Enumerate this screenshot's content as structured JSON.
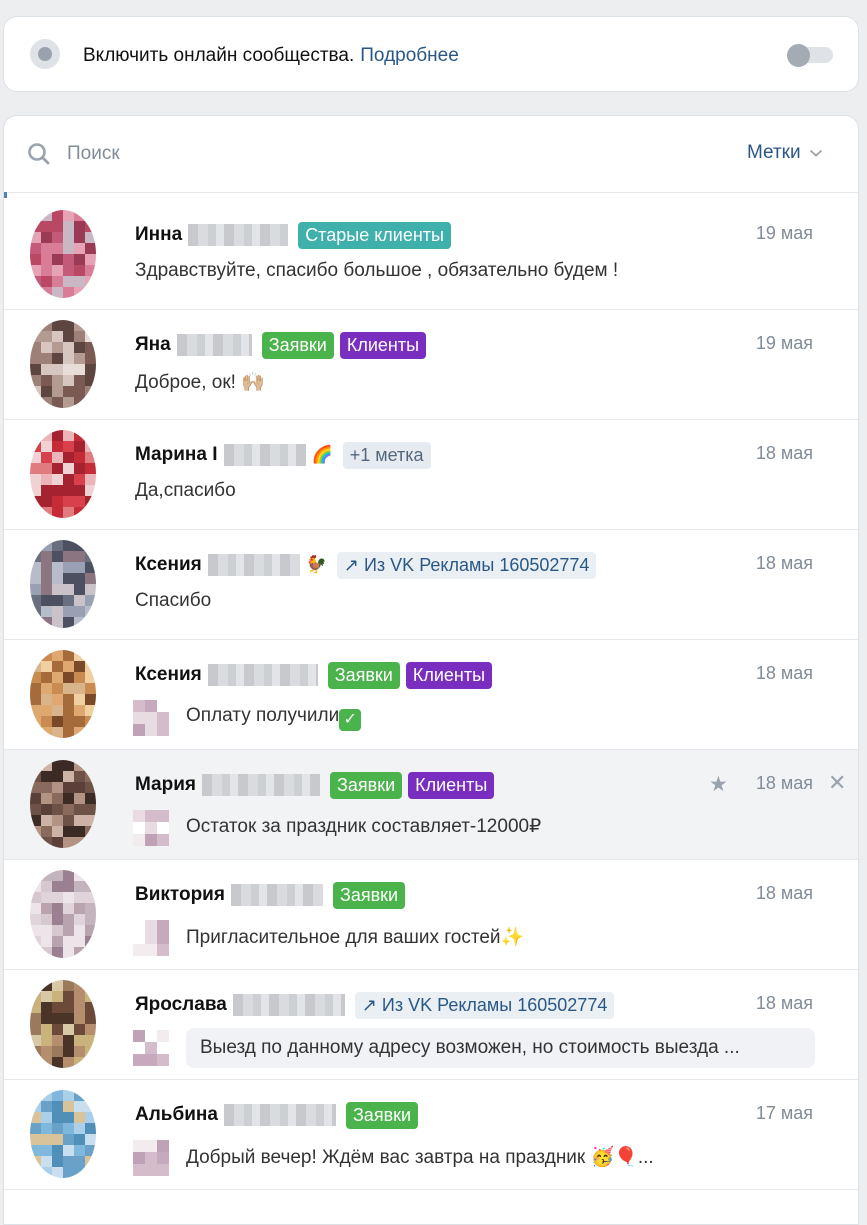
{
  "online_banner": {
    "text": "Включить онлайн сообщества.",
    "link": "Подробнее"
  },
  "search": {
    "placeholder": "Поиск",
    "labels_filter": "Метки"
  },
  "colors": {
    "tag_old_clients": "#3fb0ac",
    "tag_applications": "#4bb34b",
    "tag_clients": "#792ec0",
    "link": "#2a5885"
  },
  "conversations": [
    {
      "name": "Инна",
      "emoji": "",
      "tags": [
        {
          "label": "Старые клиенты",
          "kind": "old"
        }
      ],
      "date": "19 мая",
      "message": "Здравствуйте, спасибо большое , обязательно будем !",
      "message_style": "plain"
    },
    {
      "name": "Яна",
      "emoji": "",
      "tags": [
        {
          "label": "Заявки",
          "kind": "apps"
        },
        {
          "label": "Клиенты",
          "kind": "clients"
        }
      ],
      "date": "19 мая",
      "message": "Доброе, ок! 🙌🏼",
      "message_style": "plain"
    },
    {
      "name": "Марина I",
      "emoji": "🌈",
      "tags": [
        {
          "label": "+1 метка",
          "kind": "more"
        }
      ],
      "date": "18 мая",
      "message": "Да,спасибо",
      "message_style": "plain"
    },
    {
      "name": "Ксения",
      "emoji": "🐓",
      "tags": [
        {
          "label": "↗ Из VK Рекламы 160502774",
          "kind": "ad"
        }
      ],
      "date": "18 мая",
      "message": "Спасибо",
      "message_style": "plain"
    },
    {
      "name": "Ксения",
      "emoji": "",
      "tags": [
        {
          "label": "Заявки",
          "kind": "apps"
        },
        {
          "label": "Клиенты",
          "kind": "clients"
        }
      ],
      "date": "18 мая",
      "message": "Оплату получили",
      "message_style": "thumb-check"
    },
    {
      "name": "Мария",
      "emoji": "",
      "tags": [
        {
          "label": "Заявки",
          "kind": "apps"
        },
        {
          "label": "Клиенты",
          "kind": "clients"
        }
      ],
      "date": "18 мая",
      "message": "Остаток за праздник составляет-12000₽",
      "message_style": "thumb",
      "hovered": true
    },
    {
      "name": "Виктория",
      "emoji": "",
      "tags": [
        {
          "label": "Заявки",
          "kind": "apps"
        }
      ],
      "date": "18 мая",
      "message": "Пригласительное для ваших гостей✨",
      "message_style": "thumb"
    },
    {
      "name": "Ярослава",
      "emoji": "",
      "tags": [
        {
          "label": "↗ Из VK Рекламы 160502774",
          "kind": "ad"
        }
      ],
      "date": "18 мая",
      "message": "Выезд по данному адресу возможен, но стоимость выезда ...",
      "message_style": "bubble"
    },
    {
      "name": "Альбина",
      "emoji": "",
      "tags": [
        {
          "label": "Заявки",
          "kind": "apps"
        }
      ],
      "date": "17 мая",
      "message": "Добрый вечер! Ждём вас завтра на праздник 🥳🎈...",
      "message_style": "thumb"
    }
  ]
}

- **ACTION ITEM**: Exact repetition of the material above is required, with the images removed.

- **RESPONSE AREA**:
Enumerate this screenshot's content as structured JSON.
{
  "online_banner": {
    "text": "Включить онлайн сообщества.",
    "link": "Подробнее"
  },
  "search": {
    "placeholder": "Поиск",
    "labels_filter": "Метки"
  },
  "colors": {
    "tag_old_clients": "#3fb0ac",
    "tag_applications": "#4bb34b",
    "tag_clients": "#792ec0",
    "link": "#2a5885"
  },
  "conversations": [
    {
      "name": "Инна",
      "emoji": "",
      "tags": [
        {
          "label": "Старые клиенты",
          "kind": "old"
        }
      ],
      "date": "19 мая",
      "message": "Здравствуйте, спасибо большое , обязательно будем !",
      "message_style": "plain"
    },
    {
      "name": "Яна",
      "emoji": "",
      "tags": [
        {
          "label": "Заявки",
          "kind": "apps"
        },
        {
          "label": "Клиенты",
          "kind": "clients"
        }
      ],
      "date": "19 мая",
      "message": "Доброе, ок! 🙌🏼",
      "message_style": "plain"
    },
    {
      "name": "Марина I",
      "emoji": "🌈",
      "tags": [
        {
          "label": "+1 метка",
          "kind": "more"
        }
      ],
      "date": "18 мая",
      "message": "Да,спасибо",
      "message_style": "plain"
    },
    {
      "name": "Ксения",
      "emoji": "🐓",
      "tags": [
        {
          "label": "↗ Из VK Рекламы 160502774",
          "kind": "ad"
        }
      ],
      "date": "18 мая",
      "message": "Спасибо",
      "message_style": "plain"
    },
    {
      "name": "Ксения",
      "emoji": "",
      "tags": [
        {
          "label": "Заявки",
          "kind": "apps"
        },
        {
          "label": "Клиенты",
          "kind": "clients"
        }
      ],
      "date": "18 мая",
      "message": "Оплату получили",
      "message_style": "thumb-check"
    },
    {
      "name": "Мария",
      "emoji": "",
      "tags": [
        {
          "label": "Заявки",
          "kind": "apps"
        },
        {
          "label": "Клиенты",
          "kind": "clients"
        }
      ],
      "date": "18 мая",
      "message": "Остаток за праздник составляет-12000₽",
      "message_style": "thumb",
      "hovered": true
    },
    {
      "name": "Виктория",
      "emoji": "",
      "tags": [
        {
          "label": "Заявки",
          "kind": "apps"
        }
      ],
      "date": "18 мая",
      "message": "Пригласительное для ваших гостей✨",
      "message_style": "thumb"
    },
    {
      "name": "Ярослава",
      "emoji": "",
      "tags": [
        {
          "label": "↗ Из VK Рекламы 160502774",
          "kind": "ad"
        }
      ],
      "date": "18 мая",
      "message": "Выезд по данному адресу возможен, но стоимость выезда ...",
      "message_style": "bubble"
    },
    {
      "name": "Альбина",
      "emoji": "",
      "tags": [
        {
          "label": "Заявки",
          "kind": "apps"
        }
      ],
      "date": "17 мая",
      "message": "Добрый вечер! Ждём вас завтра на праздник 🥳🎈...",
      "message_style": "thumb"
    }
  ]
}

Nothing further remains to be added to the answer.